## WHAT THIS TASK INVOLVES:
Every line with the string "subtitle" in it belongs in your answer, so copy them all from the data.
===== EXERCISE DATA
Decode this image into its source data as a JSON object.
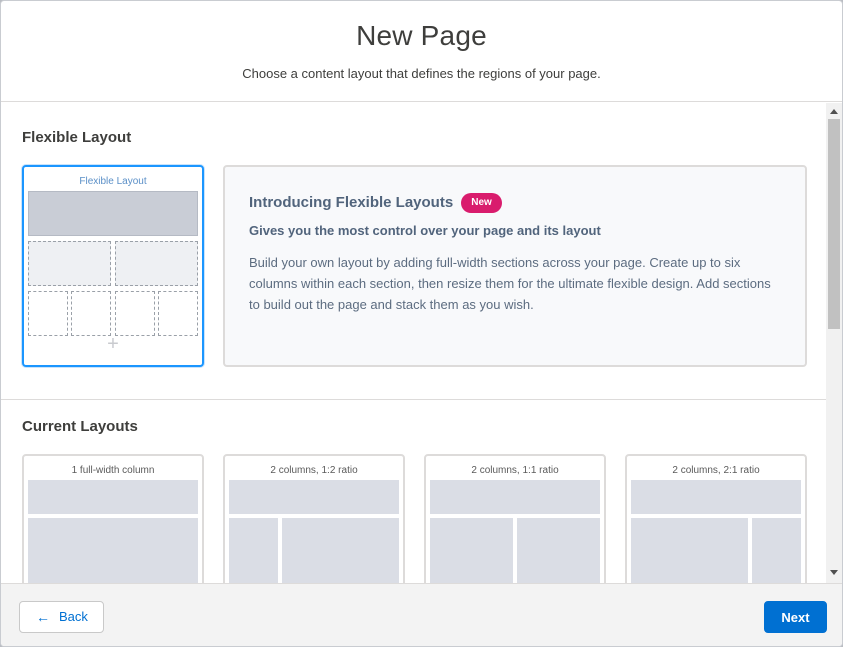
{
  "header": {
    "title": "New Page",
    "subtitle": "Choose a content layout that defines the regions of your page."
  },
  "flexible_section": {
    "title": "Flexible Layout",
    "card": {
      "label": "Flexible Layout",
      "add_glyph": "+"
    },
    "intro": {
      "title": "Introducing Flexible Layouts",
      "badge": "New",
      "subtitle": "Gives you the most control over your page and its layout",
      "description": "Build your own layout by adding full-width sections across your page. Create up to six columns within each section, then resize them for the ultimate flexible design. Add sections to build out the page and stack them as you wish."
    }
  },
  "current_section": {
    "title": "Current Layouts",
    "layouts": [
      {
        "label": "1 full-width column"
      },
      {
        "label": "2 columns, 1:2 ratio"
      },
      {
        "label": "2 columns, 1:1 ratio"
      },
      {
        "label": "2 columns, 2:1 ratio"
      }
    ]
  },
  "footer": {
    "back_label": "Back",
    "back_icon": "arrow-left-icon",
    "next_label": "Next"
  },
  "colors": {
    "brand": "#0070d2",
    "selected_border": "#1b96ff",
    "badge": "#d91c6d"
  }
}
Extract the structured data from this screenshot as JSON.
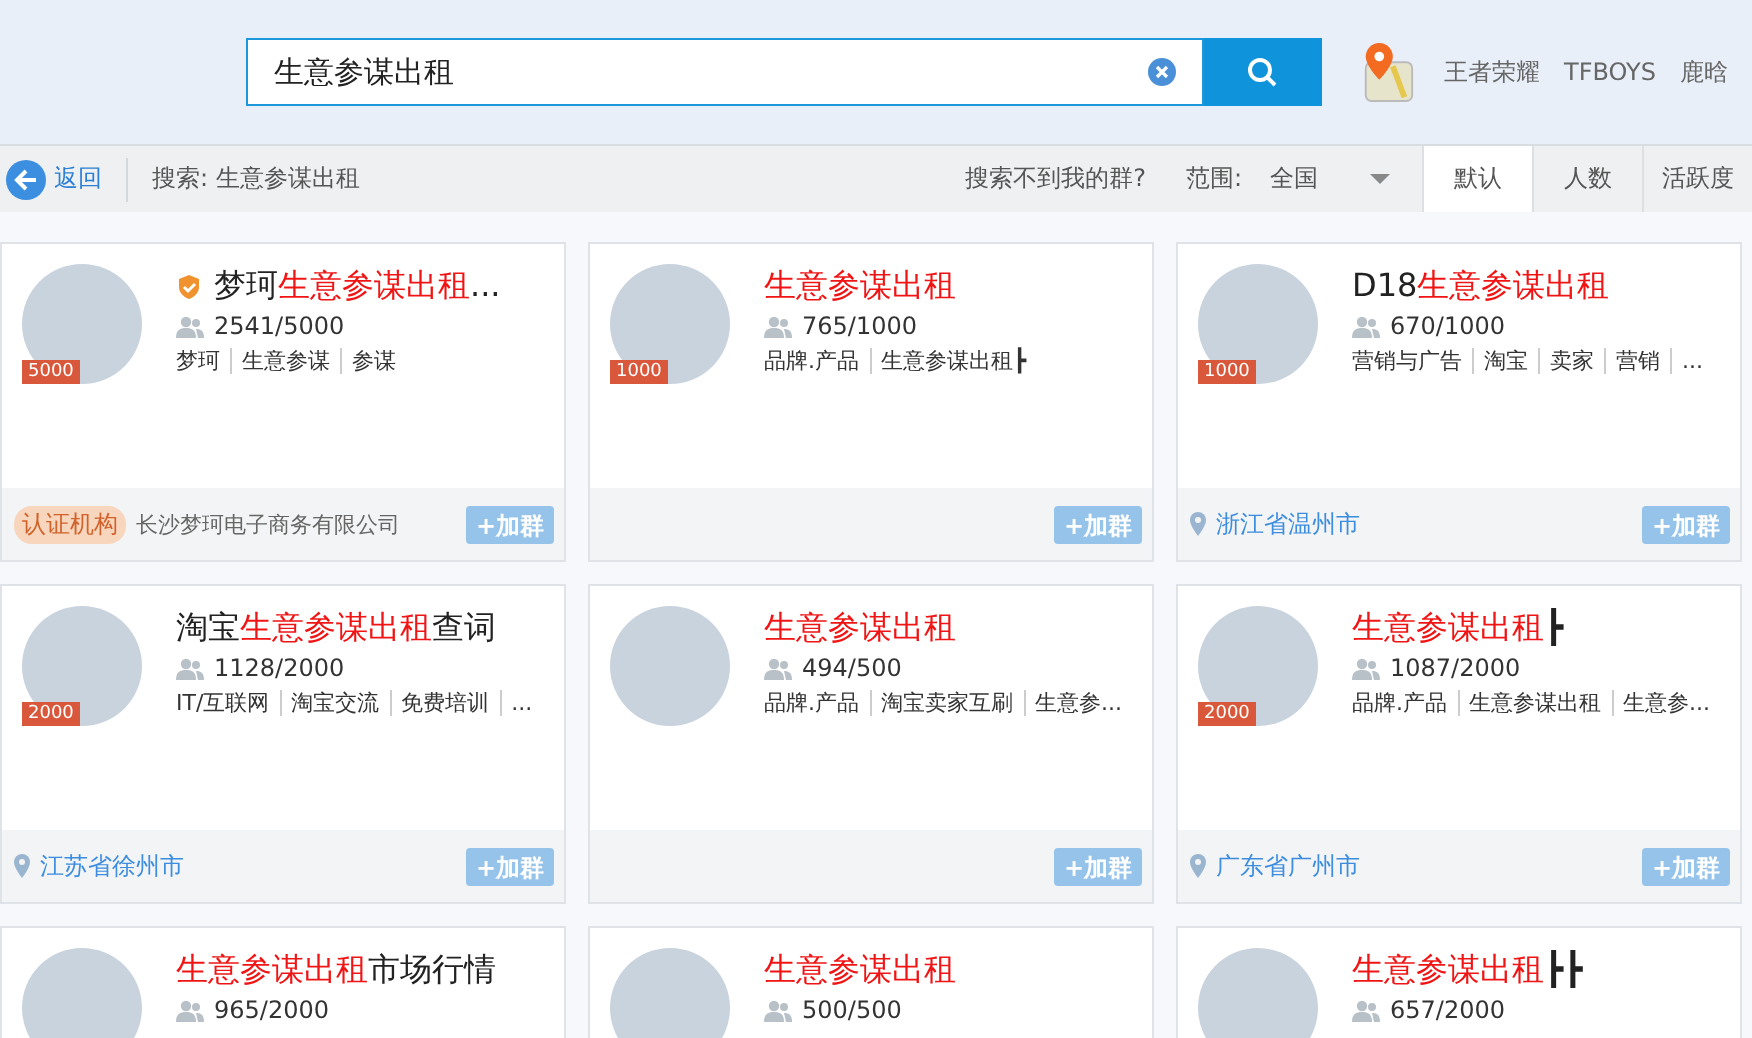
{
  "search": {
    "value": "生意参谋出租"
  },
  "top_links": [
    "王者荣耀",
    "TFBOYS",
    "鹿晗"
  ],
  "toolbar": {
    "back": "返回",
    "query": "搜索: 生意参谋出租",
    "help_link": "搜索不到我的群?",
    "range_label": "范围:",
    "range_value": "全国",
    "sort_tabs": [
      {
        "label": "默认",
        "selected": true
      },
      {
        "label": "人数",
        "selected": false
      },
      {
        "label": "活跃度",
        "selected": false
      }
    ]
  },
  "cards": [
    {
      "verified": true,
      "title": [
        {
          "text": "梦珂",
          "highlight": false
        },
        {
          "text": "生意参谋出租",
          "highlight": true
        },
        {
          "text": "...",
          "highlight": false
        }
      ],
      "members": "2541/5000",
      "badge": "5000",
      "tags": [
        "梦珂",
        "生意参谋",
        "参谋"
      ],
      "footer": {
        "kind": "org",
        "tag": "认证机构",
        "text": "长沙梦珂电子商务有限公司"
      },
      "join": "+加群"
    },
    {
      "verified": false,
      "title": [
        {
          "text": "生意参谋出租",
          "highlight": true
        }
      ],
      "members": "765/1000",
      "badge": "1000",
      "tags": [
        "品牌.产品",
        "生意参谋出租┣"
      ],
      "footer": {
        "kind": "none"
      },
      "join": "+加群"
    },
    {
      "verified": false,
      "title": [
        {
          "text": "D18",
          "highlight": false
        },
        {
          "text": "生意参谋出租",
          "highlight": true
        }
      ],
      "members": "670/1000",
      "badge": "1000",
      "tags": [
        "营销与广告",
        "淘宝",
        "卖家",
        "营销",
        "..."
      ],
      "footer": {
        "kind": "location",
        "text": "浙江省温州市"
      },
      "join": "+加群"
    },
    {
      "verified": false,
      "title": [
        {
          "text": "淘宝",
          "highlight": false
        },
        {
          "text": "生意参谋出租",
          "highlight": true
        },
        {
          "text": "查词",
          "highlight": false
        }
      ],
      "members": "1128/2000",
      "badge": "2000",
      "tags": [
        "IT/互联网",
        "淘宝交流",
        "免费培训",
        "..."
      ],
      "footer": {
        "kind": "location",
        "text": "江苏省徐州市"
      },
      "join": "+加群"
    },
    {
      "verified": false,
      "title": [
        {
          "text": "生意参谋出租",
          "highlight": true
        }
      ],
      "members": "494/500",
      "tags": [
        "品牌.产品",
        "淘宝卖家互刷",
        "生意参..."
      ],
      "footer": {
        "kind": "none"
      },
      "join": "+加群"
    },
    {
      "verified": false,
      "title": [
        {
          "text": "生意参谋出租",
          "highlight": true
        },
        {
          "text": "┣",
          "highlight": false
        }
      ],
      "members": "1087/2000",
      "badge": "2000",
      "tags": [
        "品牌.产品",
        "生意参谋出租",
        "生意参..."
      ],
      "footer": {
        "kind": "location",
        "text": "广东省广州市"
      },
      "join": "+加群"
    },
    {
      "verified": false,
      "title": [
        {
          "text": "生意参谋出租",
          "highlight": true
        },
        {
          "text": "市场行情",
          "highlight": false
        }
      ],
      "members": "965/2000",
      "footer": {
        "kind": "none"
      }
    },
    {
      "verified": false,
      "title": [
        {
          "text": "生意参谋出租",
          "highlight": true
        }
      ],
      "members": "500/500",
      "footer": {
        "kind": "none"
      }
    },
    {
      "verified": false,
      "title": [
        {
          "text": "生意参谋出租",
          "highlight": true
        },
        {
          "text": "┣┣",
          "highlight": false
        }
      ],
      "members": "657/2000",
      "footer": {
        "kind": "none"
      }
    }
  ]
}
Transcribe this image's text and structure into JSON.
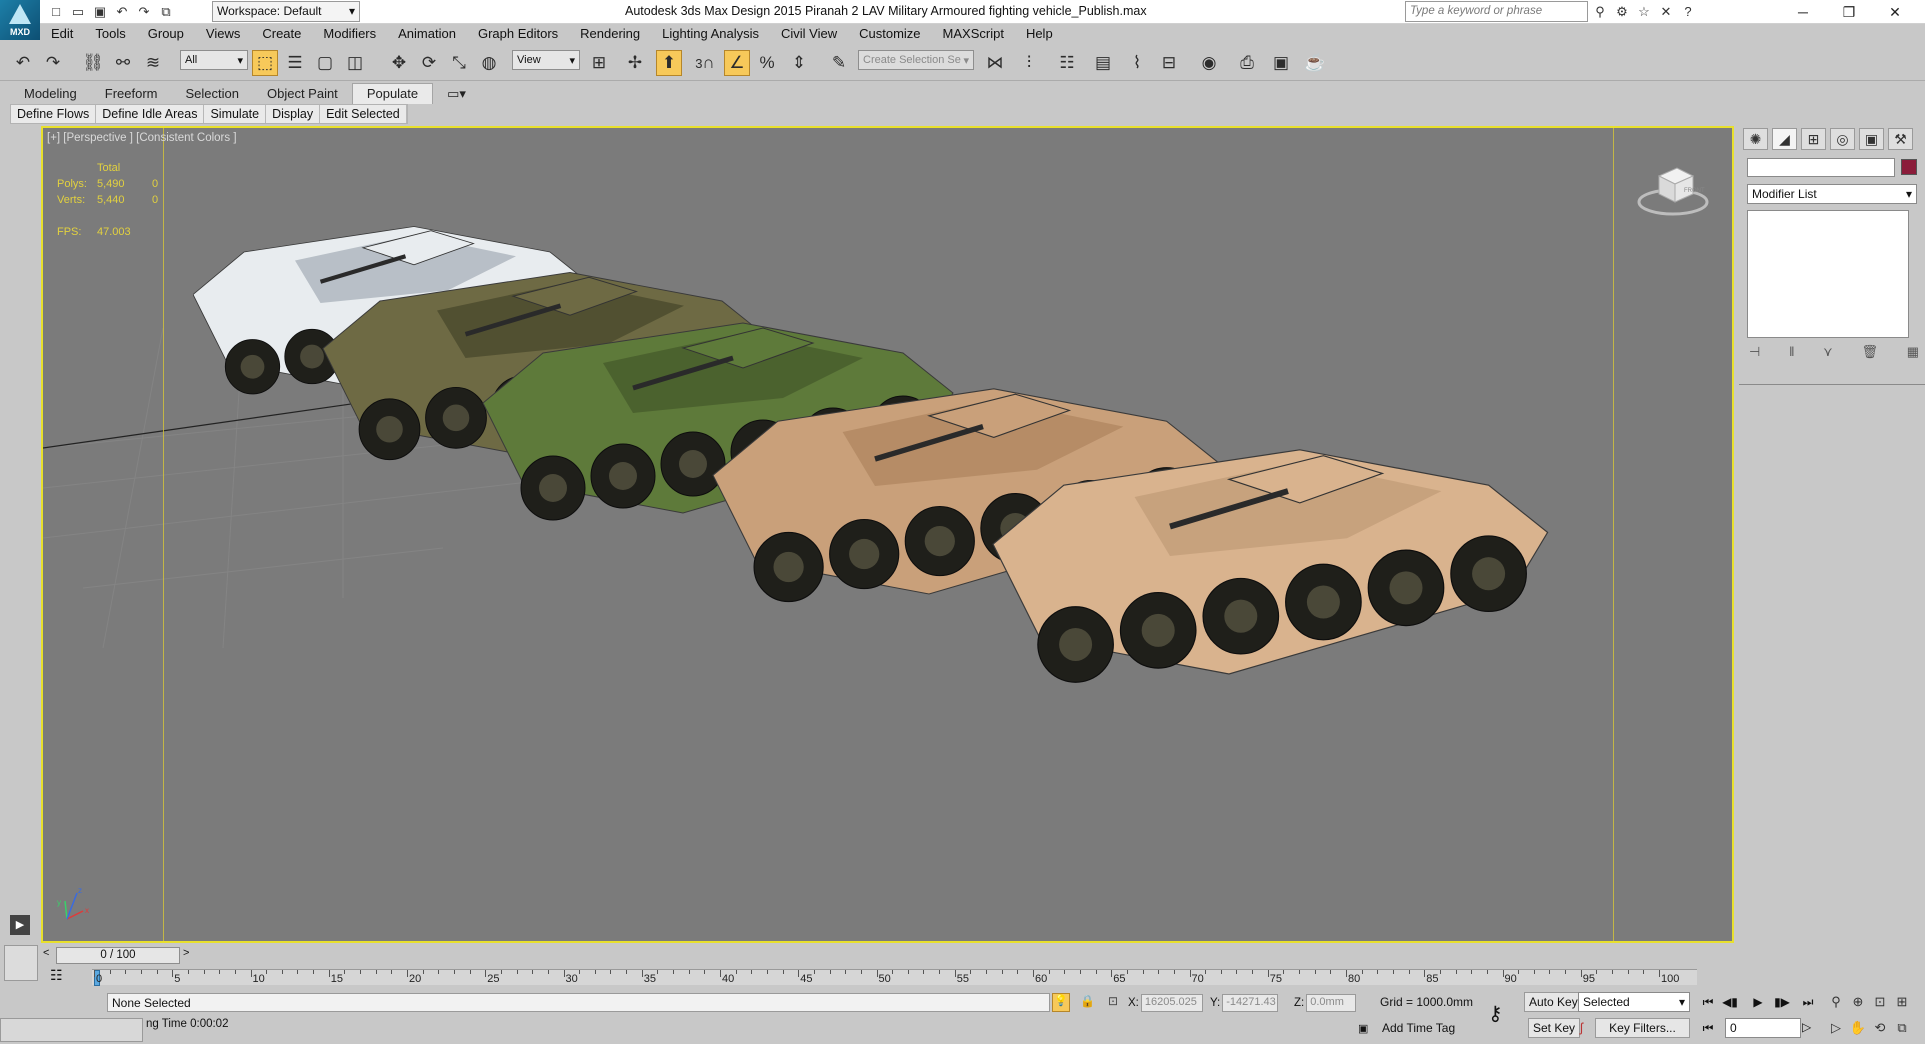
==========
## RESULT:
    "subtitle": "Choose a content layout that defines the regions of your page."
      "subtitle": "Gives you the most control over your page and its layout",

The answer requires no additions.